Green is an option not too dissimilar from blue for its ability to bring nature inside. According to Color Psychology, green has the most soothing effect on the human eye and is regarded as peaceful, balancing, and grounding. The Design Sheppard explains that its effects are altered depending upon the shade. For example, yellow-green tones convey freshness and growth, while rich emerald is considered luxurious. Per the design blog, try emerald doors anywhere in the home you'd like to communicate an elegant air, such as the entry, a library, or a dining room. And though it may be enticing to attempt to boost your morning wake-up with bright yellow-green, avoid it in the bedroom where the high energy could impede rest. 

This harmonious color mixes well with others. However, the outlet suggests that staying within the same temperature — either a cool or warm undertone — will help ensure the design doesn't overwhelm. That said, a warm sunny yellow plays wonderfully with cool navy blue because a mixture of the two primary colors creates green. Once again, shades that are subdued to include a bit of grey may be easier to live with and decorate around. Room for Tuesday recommends swatching first before painting the entire door and going with a semi-gloss finish, which is both practical and pleasing. The designer and DIYer uses the combination of a brush and a high-density foam roller to apply self-leveling paint.

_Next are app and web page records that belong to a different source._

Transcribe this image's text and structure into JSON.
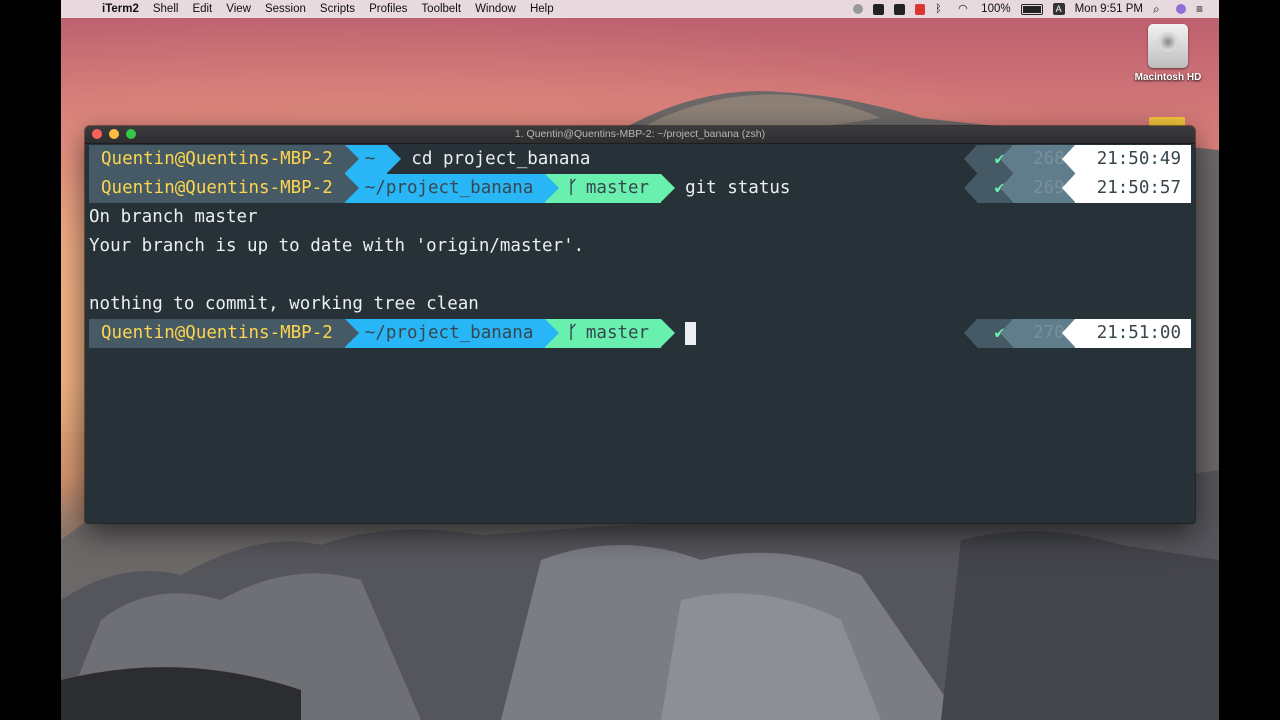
{
  "menubar": {
    "app_name": "iTerm2",
    "items": [
      "Shell",
      "Edit",
      "View",
      "Session",
      "Scripts",
      "Profiles",
      "Toolbelt",
      "Window",
      "Help"
    ],
    "battery_percent": "100%",
    "clock": "Mon 9:51 PM",
    "input_source": "A"
  },
  "desktop": {
    "drive_label": "Macintosh HD"
  },
  "window": {
    "title": "1. Quentin@Quentins-MBP-2: ~/project_banana (zsh)"
  },
  "colors": {
    "terminal_bg": "#263238",
    "user_segment": "#455a64",
    "user_text": "#ffd54f",
    "dir_segment": "#29b6f6",
    "git_segment": "#69f0ae",
    "time_segment": "#ffffff"
  },
  "terminal": {
    "prompt1": {
      "user": "Quentin@Quentins-MBP-2",
      "dir": "~",
      "command": "cd project_banana",
      "status": "✔",
      "history": "268",
      "time": "21:50:49"
    },
    "prompt2": {
      "user": "Quentin@Quentins-MBP-2",
      "dir": "~/project_banana",
      "branch": "master",
      "command": "git status",
      "status": "✔",
      "history": "269",
      "time": "21:50:57"
    },
    "output": [
      "On branch master",
      "Your branch is up to date with 'origin/master'.",
      "",
      "nothing to commit, working tree clean"
    ],
    "prompt3": {
      "user": "Quentin@Quentins-MBP-2",
      "dir": "~/project_banana",
      "branch": "master",
      "status": "✔",
      "history": "270",
      "time": "21:51:00"
    }
  }
}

3. Black

For a graphic and classical addition to your decor, there is nothing like a jolt of black. Per Real Simple, second to white, it's the preferred paint application for interior doors. A no-brainer in design, the outlet explains that black doors are simultaneously timeless and a statement. They complement every style, including traditional, modern, maximalist, and farmhouse. According to Chris Loves Julia, they were the perfect solution for the designer's modern cottage, and she lamented waiting so long to have painted them. As black often appears in elements throughout a home, such as in light fixtures and hardware, doors in the same color will feel cohesive. In Chris Loves Julia's home, the stair banister and window casings were already black, making it a natural choice.

Hadley Court calls black ... you guessed it, a neutral. But, even better, because in her opinion, it is transformative, contributing glamor and making builder-grade doors appear more expensive. She notes that black doors are an instant focal point and add an impression of height to a space, and from a practical perspective, they disguise dirt. Warm brass is complementary hardware and Hadley Court's favorite, yet anything goes. Consider matching the metal and finish with the feeling of the preferred style in the home; antiqued for classic design, matte and oil rubbed for farmhouse and rustic decor, and polished for modern and high-drama spaces.

4. Greige

Neutral paint colors are justifiably a staple in decorating. Clare recommends a fresh grey-beige for a minimalist take and suggests that layering with additional tonal whites, such as in the wall color, furniture, and cabinetry, creates a depth of design one tint alone could not. Another benefit to the muted tint is that it doesn't compete for attention, allowing other elements in the space to be the focus. Because it provides room to step into some bold decorating decisions, painting doors a subdued mushroom is not necessarily a dismissal of color. Our Fifth House chose the neutral for her pantry door for its discreet presence in her kitchen, explaining that she wanted the red stools and lighting fixtures to remain the important items visually. Function was another key consideration since the previously white high-traffic door too readily displayed smudges and fingerprints.

Though opinions vary on whether all interior doors and trim should match, an accommodating grey-beige makes that an option. Our Fifth House noted that while her doors are not all in the same shade, they are different values of a particular neutral palette. Keep in mind that one paint choice will create design uniformity and continuity, whereas using dissimilar tones will garner attention. Some further propose a distinct color for each side — one of them being a neutral tone opens the door for any other color to make its way into the scheme.